ASSIGNMENT - Tally the lines below that hold the string "skillLevel", and report the tally by itself.

DATA SHOWN -
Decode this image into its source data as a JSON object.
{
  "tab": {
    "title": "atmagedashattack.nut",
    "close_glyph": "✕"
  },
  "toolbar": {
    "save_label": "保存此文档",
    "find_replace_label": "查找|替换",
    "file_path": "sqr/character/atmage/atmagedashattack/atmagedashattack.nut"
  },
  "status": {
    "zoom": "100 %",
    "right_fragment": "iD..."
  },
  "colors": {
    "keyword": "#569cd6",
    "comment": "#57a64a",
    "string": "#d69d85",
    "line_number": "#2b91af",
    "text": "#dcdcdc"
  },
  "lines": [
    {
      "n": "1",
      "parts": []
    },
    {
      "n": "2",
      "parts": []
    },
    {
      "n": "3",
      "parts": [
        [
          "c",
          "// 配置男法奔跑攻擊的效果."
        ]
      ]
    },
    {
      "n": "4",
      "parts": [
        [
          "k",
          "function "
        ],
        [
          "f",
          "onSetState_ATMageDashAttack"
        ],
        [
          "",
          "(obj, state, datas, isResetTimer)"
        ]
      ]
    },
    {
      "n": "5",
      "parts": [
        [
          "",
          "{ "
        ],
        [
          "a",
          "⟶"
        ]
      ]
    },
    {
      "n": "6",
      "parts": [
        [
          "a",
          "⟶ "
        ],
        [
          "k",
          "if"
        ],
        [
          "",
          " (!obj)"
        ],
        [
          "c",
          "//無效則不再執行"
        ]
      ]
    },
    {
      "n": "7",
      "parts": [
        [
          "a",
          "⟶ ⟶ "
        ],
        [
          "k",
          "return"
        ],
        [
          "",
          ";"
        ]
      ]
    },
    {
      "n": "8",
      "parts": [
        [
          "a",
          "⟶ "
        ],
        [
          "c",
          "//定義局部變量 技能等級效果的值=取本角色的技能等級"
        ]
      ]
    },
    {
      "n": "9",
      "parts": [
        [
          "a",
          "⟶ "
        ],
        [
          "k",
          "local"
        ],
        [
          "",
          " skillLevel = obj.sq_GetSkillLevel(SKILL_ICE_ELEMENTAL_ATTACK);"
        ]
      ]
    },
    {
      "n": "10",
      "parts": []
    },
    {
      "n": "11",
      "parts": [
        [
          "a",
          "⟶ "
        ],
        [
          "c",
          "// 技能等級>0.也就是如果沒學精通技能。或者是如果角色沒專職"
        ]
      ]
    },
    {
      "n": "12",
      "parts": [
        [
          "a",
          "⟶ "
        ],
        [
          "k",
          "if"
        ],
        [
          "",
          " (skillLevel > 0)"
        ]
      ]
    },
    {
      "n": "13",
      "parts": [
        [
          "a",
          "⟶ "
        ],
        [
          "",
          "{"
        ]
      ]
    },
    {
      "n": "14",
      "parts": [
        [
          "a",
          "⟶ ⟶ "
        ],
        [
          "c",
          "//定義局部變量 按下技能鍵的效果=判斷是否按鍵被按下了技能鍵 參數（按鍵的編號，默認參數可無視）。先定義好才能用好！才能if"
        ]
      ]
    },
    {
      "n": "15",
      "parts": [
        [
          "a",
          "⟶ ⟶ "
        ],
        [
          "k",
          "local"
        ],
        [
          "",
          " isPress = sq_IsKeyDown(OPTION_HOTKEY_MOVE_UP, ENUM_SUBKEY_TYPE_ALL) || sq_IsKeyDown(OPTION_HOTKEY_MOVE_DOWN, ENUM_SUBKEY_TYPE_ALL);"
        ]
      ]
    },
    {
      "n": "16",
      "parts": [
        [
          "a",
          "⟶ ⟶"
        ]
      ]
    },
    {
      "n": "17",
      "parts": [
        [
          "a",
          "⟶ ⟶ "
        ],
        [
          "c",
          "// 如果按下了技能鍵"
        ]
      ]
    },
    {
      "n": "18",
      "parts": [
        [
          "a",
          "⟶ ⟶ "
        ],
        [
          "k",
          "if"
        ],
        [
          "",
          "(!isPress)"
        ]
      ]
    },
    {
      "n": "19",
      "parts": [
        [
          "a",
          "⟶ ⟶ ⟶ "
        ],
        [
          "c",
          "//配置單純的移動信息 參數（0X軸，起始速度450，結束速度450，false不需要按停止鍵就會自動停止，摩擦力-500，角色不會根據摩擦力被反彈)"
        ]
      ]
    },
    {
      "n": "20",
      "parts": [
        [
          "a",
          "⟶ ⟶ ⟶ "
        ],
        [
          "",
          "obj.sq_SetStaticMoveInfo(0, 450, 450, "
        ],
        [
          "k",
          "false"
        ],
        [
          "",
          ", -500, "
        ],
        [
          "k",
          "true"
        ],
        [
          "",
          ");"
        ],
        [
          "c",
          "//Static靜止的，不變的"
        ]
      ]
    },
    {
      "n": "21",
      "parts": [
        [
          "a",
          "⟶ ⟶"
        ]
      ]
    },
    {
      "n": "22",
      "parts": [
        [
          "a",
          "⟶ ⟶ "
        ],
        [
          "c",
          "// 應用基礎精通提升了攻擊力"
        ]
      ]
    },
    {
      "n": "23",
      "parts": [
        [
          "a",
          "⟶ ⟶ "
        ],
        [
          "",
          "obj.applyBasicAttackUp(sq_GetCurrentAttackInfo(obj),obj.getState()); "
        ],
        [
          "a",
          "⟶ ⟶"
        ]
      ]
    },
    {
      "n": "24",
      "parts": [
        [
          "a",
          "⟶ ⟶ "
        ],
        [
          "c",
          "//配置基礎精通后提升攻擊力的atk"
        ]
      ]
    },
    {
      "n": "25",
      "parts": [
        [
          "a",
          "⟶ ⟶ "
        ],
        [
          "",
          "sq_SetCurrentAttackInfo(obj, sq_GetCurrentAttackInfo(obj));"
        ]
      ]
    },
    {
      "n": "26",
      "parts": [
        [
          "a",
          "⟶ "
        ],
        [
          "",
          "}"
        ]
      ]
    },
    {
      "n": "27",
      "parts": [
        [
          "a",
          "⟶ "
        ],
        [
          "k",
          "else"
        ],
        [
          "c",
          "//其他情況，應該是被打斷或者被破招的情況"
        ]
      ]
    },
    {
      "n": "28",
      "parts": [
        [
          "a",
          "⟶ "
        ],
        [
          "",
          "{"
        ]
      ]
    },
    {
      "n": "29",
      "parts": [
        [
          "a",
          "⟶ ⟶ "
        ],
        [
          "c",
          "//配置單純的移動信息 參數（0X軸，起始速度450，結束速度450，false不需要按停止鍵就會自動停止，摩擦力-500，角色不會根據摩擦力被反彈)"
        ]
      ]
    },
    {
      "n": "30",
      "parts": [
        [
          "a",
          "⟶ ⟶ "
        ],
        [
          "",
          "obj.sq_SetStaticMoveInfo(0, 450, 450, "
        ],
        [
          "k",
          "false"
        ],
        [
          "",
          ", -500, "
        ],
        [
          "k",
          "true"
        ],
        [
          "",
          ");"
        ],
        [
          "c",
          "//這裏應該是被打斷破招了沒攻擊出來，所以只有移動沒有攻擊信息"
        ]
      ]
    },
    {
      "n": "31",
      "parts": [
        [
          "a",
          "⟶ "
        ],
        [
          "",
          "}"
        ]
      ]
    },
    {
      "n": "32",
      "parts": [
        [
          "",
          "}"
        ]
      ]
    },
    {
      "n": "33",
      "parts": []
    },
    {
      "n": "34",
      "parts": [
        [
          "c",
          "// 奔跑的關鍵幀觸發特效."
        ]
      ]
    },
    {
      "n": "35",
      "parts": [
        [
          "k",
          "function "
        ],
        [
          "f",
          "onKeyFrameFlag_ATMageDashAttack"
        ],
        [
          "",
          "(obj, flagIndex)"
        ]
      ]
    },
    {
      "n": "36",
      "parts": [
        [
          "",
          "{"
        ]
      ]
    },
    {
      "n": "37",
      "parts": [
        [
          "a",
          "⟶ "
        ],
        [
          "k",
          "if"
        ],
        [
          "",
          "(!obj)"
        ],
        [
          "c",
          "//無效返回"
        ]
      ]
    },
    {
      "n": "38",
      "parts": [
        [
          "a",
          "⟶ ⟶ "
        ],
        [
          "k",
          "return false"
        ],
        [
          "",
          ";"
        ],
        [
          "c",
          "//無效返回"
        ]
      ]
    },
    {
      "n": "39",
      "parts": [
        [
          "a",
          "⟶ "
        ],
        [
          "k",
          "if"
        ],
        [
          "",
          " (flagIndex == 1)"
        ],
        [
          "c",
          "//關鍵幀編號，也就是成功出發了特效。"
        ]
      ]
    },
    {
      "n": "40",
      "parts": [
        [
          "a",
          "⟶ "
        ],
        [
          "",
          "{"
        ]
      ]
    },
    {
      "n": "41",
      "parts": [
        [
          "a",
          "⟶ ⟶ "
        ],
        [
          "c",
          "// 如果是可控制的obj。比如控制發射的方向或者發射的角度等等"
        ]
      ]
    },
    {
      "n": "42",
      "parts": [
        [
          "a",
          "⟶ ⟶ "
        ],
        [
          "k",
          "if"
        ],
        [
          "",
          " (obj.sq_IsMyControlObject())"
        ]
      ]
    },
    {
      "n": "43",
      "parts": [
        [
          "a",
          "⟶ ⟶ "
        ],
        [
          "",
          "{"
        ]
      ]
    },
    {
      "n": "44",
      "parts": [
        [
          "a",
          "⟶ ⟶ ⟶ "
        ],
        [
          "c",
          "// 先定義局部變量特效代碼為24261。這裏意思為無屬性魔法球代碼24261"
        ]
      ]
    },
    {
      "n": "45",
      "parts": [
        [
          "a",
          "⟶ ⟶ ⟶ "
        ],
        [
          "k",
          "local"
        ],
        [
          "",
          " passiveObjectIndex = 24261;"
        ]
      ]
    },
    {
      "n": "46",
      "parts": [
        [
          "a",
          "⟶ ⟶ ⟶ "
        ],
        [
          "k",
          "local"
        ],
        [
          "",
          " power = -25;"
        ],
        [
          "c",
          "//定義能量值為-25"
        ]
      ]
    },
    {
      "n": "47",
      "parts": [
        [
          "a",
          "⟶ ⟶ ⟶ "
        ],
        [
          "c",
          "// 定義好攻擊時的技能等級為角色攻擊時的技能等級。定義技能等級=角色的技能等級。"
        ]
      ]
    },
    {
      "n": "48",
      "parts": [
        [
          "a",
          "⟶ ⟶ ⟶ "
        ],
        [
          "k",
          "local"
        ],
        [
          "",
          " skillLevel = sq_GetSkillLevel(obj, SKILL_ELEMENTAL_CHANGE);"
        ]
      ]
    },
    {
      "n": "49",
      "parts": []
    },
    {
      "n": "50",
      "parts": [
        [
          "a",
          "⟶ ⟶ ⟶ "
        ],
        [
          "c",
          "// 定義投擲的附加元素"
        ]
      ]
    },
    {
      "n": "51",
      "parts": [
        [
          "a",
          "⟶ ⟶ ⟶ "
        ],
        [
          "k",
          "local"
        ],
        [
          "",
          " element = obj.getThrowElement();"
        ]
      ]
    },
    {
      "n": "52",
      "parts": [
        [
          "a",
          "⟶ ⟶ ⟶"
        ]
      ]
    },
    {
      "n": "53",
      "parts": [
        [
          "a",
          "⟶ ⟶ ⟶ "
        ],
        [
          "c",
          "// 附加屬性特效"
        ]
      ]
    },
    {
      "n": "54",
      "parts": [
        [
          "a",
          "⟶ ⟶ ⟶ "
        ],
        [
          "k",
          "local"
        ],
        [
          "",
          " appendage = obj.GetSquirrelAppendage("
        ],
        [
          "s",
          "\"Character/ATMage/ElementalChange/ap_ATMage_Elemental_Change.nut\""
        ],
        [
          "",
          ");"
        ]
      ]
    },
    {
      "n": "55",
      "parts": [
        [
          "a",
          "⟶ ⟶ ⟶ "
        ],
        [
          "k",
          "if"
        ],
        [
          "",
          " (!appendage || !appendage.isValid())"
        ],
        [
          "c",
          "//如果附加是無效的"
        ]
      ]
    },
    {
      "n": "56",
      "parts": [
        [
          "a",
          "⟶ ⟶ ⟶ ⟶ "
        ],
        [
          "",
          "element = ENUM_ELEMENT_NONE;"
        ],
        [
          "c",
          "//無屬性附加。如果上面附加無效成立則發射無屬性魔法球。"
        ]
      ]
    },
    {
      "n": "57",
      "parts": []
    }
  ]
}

OUTPUT - 3